Mr. Wise remarked that it was pretty well understood where
Posted by Hilary on January 29, 2014, under - Presidents, Myth or History, Pennsylvania Avenue, Unusual documents.
Tags: big block of cheese day, cheese, Cheshire, patents, Presidents, Truman, White House
Today’s post is written by Kimberlee Ried, public programs specialist at the National Archives in Kansas City.
“Take me out to the ball game, take me out with the crowd . . .”
These words, written by Jack Norworth and Albert Von Tilzer in 1908, are still heard every night at baseball parks across America, usually during the seventh-inning stretch. Even in the midst of summer heat, fans watch their favorite baseball players throw another strike, hit a homerun, or catch a foul—always in the hopes of winning the game.
On Tuesday, July 10, the city of Kansas City, Missouri, will host the All-Star Game. This exhibition game is played by the best players in the league midway through the baseball season. But there’s another piece of baseball history at Kansas City: a patent court case found in the holdings of the National Archives at Kansas City.
Victor Sporting Goods Co. v. Rawlings Manufacturing Co. was filed in 1909 in the U.S. Circuit Court in St. Louis, Missouri. Victor was suing Rawlings over the patent rights for a catcher’s mitt—specifically how catchers achieved “pocket” in their mitts.
Posted by Hilary on July 9, 2012, under News and Events, Unusual documents.
Tags: baseball, Bill Doak, catcher's mitts, Doak, mitts, patents, Rawlings, Rawlings Manufacturing, St. Louis, US Patent Office, Victor Sporting goods
Want a waffle with that earthshake?
All Virginia earthquake jokes aside, today is a momentous day indeed. On this day in 1869, Dutch American Cornelius Swarthout of Troy, New York, received a U.S. patent for the first waffle iron. Described as simply a “device to bake waffles,” the waffle iron was heated over a coal stove, and batter was poured on the griddle. Then the cover was shut, and after a few minutes, the iron was flipped over to cook the other side of the waffle. Breakfast would never quite be the same.

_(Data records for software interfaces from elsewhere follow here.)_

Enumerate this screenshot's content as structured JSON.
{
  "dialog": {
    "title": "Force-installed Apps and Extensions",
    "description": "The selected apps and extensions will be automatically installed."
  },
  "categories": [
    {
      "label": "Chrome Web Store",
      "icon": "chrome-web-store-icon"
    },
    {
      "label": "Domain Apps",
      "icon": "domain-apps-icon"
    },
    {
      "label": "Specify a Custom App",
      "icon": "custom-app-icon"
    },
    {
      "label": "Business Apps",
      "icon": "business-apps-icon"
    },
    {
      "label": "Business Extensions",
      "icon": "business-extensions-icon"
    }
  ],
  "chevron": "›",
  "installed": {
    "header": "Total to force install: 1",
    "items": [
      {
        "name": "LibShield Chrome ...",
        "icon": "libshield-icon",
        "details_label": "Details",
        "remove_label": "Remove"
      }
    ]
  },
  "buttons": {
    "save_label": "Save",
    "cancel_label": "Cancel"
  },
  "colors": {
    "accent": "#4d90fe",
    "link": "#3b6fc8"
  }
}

By the 1930s, the honeycombed griddle was a standard appliance in American kitchens, thanks to General Electric’s invention of the electric waffle iron. Responding to the demand, the Dorsa brothers created an easy waffle mix in the mid-1930s that would eventually become the frozen waffle brand Eggo. Belgian waffles—thick, fluffy waffles dressed with strawberries and whipped cream—were an immediate hit with Americans when Maurice Vermersch debuted his wife’s waffle recipe at the 1964 World’s Fair in Chicago. Today, waffles are a ubiquitous item that can be found in the frozen foods section of grocery stores and on breakfast menus everywhere.
But waffles of all sorts have been around far longer than 1964 or 1930—or even 1869.
Food history suggests that the earliest form of the waffle occurred thousands of years ago in ancient Greece. … [ Read all ]
Posted by Victoria on August 24, 2011, under - Presidents, Myth or History, Recipes, What's Cooking Wednesdays.
Tags: Cornelius Swarthout, John F. Kennedy, National Waffle Day, patents, waffle iron, waffles